Polk County Enterprise - Local News
Stories Added - July 2008
Copyright 2008 - Polk County Publishing Company
Former cop sentenced to 15 years in prison
Polk County Enterprise - July 2008
LIVINGSTON — Jurors deliberated about an hour and a half Friday before sentencing Greg Bogany to 15 years in prison and a $5,000 fine for the aggravated kidnapping of Candace Robinson on Dec. 3, 2007. Jurors also handed down a 15- year sentence with $5,000 fi ne for aggravated assault with a deadly weapon that occurred on the same day. The two prison terms will run concurrently, according to District Attorney Lee Hon. Under current state law, inmates convicted of violent offenses must actually serve one-half of that sentence before becoming eligible for parole.
Bogany may also be able to further reduce the sentence by accumulating good time credit while in prison. He has been held without bond for six months, which will be applied to that sentence. As a former police offi cer, he will be separated from the general prison population. During closing arguments for the punishment phase of the trial, Hon told jurors one thing continued to disturb him about the ordeal. Hon showed a photograph of Bogany’s duty belt with an empty holster were his service pistol should have been. That empty holster showed Bogany’s intent to use deadly force in taking Robinson when she returned to her car, according Hon. Jurors delivered a guilty verdict Thursday afternoon after three days of testimony about the tumultuous relationship between Bogany and Robinson and the abduction from her workplace on Dec. 3.
Bogany hid in the trunk of Robinson’s car for several hours until Robinson left the store at about 3 p.m. for a 30-minute lunch break. As she drove toward her apartment in Porter, Bogany emerged from the trunk through the back seat and into the passenger’s seat of the moving car. The two fought and he prevented Robinson from jumping from the car.
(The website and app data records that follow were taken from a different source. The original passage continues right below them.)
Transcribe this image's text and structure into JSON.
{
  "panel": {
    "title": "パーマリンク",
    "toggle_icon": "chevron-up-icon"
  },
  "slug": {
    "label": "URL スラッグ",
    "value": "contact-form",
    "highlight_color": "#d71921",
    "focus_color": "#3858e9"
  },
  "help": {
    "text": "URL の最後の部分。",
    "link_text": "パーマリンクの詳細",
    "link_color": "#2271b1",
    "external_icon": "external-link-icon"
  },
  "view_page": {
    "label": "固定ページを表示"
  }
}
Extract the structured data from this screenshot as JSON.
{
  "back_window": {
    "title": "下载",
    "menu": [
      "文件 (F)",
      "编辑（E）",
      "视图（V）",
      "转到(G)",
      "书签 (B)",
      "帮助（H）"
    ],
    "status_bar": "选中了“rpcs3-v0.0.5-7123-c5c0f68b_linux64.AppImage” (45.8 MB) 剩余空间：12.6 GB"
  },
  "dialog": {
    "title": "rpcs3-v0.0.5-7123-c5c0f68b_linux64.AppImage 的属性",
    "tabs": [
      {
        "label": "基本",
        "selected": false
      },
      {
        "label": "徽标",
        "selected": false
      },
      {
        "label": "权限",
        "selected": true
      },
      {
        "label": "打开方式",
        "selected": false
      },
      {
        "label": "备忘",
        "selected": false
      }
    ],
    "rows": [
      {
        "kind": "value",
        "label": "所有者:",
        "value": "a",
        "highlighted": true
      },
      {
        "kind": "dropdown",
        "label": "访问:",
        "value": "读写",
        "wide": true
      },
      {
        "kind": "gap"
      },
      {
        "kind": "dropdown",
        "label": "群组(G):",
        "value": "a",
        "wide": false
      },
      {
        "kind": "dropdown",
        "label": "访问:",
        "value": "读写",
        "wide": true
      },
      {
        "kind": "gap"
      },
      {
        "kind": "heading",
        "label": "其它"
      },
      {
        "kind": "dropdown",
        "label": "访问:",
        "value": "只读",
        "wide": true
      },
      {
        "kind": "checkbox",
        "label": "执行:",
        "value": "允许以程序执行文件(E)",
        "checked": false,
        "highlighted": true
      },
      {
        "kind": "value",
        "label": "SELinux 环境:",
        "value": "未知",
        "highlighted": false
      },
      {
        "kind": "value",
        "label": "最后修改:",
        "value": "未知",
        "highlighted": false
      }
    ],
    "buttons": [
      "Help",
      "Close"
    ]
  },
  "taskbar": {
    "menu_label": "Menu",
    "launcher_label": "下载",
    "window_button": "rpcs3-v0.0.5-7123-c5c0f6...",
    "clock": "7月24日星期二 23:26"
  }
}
As they drove through residential areas of Porter, Robinson testifi ed that Bogany repeatedly threatened to kill her, any third parties who came to her aid and himself. Several hours later they arrived at the home of Malcolm Wyatt, husband of Bogany’s sister Nicole. Robinson said she was chased around the residence and fought to prevent Bogany from separating her from Wyatt. Wyatt was able to talk Bogany into surrendering a handgun and set of keys which he then hid in the house.
Bogany produced a second set of keys and drove away from the Wyatt home with Robinson. Bogany later took Robinson to his home on Mossycup in Livingston. Defense attorney Julia Howell argued that Robinson had ample opportunity to leave once other family members arrived at the home. She told jurors that the victim shared some responsibility for the incident since “he was driven to desperation by a woman who said one thing and did something else.” Howell repeatedly told jurors that Bogany saw his world crumbling because her application for a protective order had ended his law enforcement career and denied him access to his daughter. “You should not punish him for her errors in judgment,” Howell said. Howell also blamed law enforcement officers who were called in to investigate after Robinson was released.
The defense attorney faulted Robinson for not telling Bogany that she had sought the restraining order after she had been held at gunpoint for several hours in her apartment prior to the Dec. 3 abduction. “I don’t understand why taking legal actions and lying about it should not upset him,” Howell told jurors. “She deliberately misled him about the protective order.” Howell’s tactic in the final phase of the trial angered many courtroom observers. The defense contended investigators showed their anger in their testimony while Hon countered that the videotape of Bogany’s statement to Texas Ranger Ron Duff and Capt. Rickie Childers demonstrated his ability to look long-time friends in the eye and lie about what had happened. “He used his experience and connections in law enforcement to manipulate the investigation,” Hon said.
The punishment range for aggravated kidnapping is 5 to 99 years or life imprisonment with a fine of up to $10,000. After the jury was released, some members of the panel told Hon that they were concerned that forcing Bogany’s children to grow up without a father would further victimize them. The jury had also been instructed that if a preponderance of the evidence showed that the victim had been released voluntarily in a safe place, the range of punishment would be two to 20 years imprisonment.
That aspect of the case prompted defense attorney Julia Howell to call Sgt. Ronnie Bogany back to the stand for intense questioning about what took place at his brother’s home on Mossycup. She also asked Malcolm Wyatt, husband of Bogany’s sister Nicole, if he feared for his safety when Greg Bogany brought the victim to Wyatt’s house. Wyatt indicated he was not afraid that the incident was “all about Candace.”